You may think they already know it, but it doesn’t pay to assume. The way we turn this around is by promoting acceptance, and you don’t have to agree with a person’s lifestyle to treat them respectfully as equals.
No way should a sweet 18-year old kid have to suffer the kind of ridicule that makes them feel so desperate that they think they have to end their life by jumping off of a bridge. An 11-year old should not be so shaken from taunts at school that he bequeaths his Pokemon cards to his sibling and then hangs himself.
It is horribly, obscenely, disgustingly wrong.
I just want my kids to be healthy and happy. And I hope I am successful in teaching them to be good and decent human beings. The rest is gravy. Who they love is inconsequential so long as the happy part applies.
If you or someone you know is being bullied, or is depressed enough to be thinking about finding a permanent way out, please know this:
It REALLY does get better. That may sound like crap, but many of us have been in that dark place, and no matter how all-consuming it feels, it is NOT permanent.
I know what it’s like to hate yourself so much you think the world would be better off without you, or to have the day in and day out pain of merely showing your face in school feel like too much to handle. Or to be so fucking mad at those bullies that you think maybe you’ll show them – you’ll end it all and the blood will be on their hands, and then maybe they’ll learn.
All I ask, is that you hang on until tomorrow. Then tomorrow, see if you can do it again. Get help, wherever you can. A school counselor, a parent, a friend’s parent, a hotline, whatever. If you’re in college, just about every campus has a GLBT organization. If you’re not in college or your campus doesn’t have such a group, find the nearest campus that does. Call Oprah if you have to. People out there care, and know what you’re dealing with. I swear to you.
I cannot count the ways that I am grateful to still be here on this earth. I’m not sure I would have said that a decade or two ago. So things do indeed turn around.
And here are some places you may find help:
The Trevor Project is a suicide prevention resource for GLBT youth. 866-488-7386

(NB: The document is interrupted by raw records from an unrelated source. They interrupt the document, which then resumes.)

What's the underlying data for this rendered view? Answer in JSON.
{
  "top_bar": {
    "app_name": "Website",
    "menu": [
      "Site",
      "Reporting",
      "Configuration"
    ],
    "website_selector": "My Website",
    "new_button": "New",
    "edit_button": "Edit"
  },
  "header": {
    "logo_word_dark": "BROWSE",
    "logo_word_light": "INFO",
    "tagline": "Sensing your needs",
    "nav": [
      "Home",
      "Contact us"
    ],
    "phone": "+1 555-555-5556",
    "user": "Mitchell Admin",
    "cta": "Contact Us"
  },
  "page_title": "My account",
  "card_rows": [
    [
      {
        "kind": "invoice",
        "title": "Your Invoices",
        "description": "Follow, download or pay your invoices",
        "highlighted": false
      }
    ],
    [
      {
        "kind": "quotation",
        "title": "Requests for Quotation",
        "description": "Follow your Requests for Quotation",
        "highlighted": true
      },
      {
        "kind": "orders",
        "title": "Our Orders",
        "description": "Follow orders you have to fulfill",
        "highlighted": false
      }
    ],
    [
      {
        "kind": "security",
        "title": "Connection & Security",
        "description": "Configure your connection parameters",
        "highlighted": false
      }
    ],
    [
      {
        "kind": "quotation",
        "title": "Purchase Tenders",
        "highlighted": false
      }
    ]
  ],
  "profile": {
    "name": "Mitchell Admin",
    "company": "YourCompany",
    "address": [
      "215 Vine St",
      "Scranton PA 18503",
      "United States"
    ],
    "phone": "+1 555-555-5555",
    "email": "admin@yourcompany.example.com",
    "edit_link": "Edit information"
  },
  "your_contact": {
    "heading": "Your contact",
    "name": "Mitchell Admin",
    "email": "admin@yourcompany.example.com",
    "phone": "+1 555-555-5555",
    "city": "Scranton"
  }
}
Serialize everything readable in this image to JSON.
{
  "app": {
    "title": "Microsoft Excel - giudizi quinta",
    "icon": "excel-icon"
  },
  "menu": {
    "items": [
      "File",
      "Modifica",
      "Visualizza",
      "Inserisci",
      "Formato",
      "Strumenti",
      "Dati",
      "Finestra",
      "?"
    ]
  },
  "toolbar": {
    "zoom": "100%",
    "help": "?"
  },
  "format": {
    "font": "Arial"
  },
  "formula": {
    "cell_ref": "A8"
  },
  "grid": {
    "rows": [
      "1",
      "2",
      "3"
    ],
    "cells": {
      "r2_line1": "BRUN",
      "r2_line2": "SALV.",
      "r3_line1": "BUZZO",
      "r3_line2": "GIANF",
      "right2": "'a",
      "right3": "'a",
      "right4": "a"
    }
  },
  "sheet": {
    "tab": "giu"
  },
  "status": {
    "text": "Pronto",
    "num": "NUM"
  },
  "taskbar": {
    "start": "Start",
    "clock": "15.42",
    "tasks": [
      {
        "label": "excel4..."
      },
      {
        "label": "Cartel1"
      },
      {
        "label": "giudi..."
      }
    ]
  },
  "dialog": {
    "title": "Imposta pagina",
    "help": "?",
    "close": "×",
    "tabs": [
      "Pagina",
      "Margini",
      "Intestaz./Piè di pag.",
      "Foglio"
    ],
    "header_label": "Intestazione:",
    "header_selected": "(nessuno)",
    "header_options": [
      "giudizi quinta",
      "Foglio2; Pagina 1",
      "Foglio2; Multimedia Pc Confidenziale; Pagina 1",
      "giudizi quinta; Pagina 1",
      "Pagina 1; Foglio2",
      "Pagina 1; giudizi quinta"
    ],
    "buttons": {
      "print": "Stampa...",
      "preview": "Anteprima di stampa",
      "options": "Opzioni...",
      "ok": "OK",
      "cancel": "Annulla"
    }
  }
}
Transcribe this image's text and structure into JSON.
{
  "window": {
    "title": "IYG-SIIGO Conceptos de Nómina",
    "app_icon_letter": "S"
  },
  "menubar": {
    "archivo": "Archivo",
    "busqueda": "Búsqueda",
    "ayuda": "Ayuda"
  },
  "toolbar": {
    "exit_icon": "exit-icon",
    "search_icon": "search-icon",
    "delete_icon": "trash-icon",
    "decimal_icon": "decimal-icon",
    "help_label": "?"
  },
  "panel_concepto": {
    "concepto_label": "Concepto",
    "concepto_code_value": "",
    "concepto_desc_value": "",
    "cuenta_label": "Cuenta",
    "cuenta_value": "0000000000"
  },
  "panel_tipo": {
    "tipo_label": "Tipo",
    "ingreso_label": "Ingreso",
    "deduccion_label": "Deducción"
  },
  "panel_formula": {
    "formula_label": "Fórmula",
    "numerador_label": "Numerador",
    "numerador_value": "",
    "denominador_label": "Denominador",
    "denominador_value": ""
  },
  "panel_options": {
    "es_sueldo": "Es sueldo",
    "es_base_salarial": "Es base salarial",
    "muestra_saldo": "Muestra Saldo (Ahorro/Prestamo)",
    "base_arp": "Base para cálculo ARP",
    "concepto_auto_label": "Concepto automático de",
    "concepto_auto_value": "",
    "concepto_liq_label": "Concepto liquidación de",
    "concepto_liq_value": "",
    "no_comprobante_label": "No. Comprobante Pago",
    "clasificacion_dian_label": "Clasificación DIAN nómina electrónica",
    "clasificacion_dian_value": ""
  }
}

National Suicide Prevention Lifeline – 800-273-TALK (8255)
The GLBT National Help Center – they have a national hotline as well as listings to help you find a resource close to you. 888-843-4564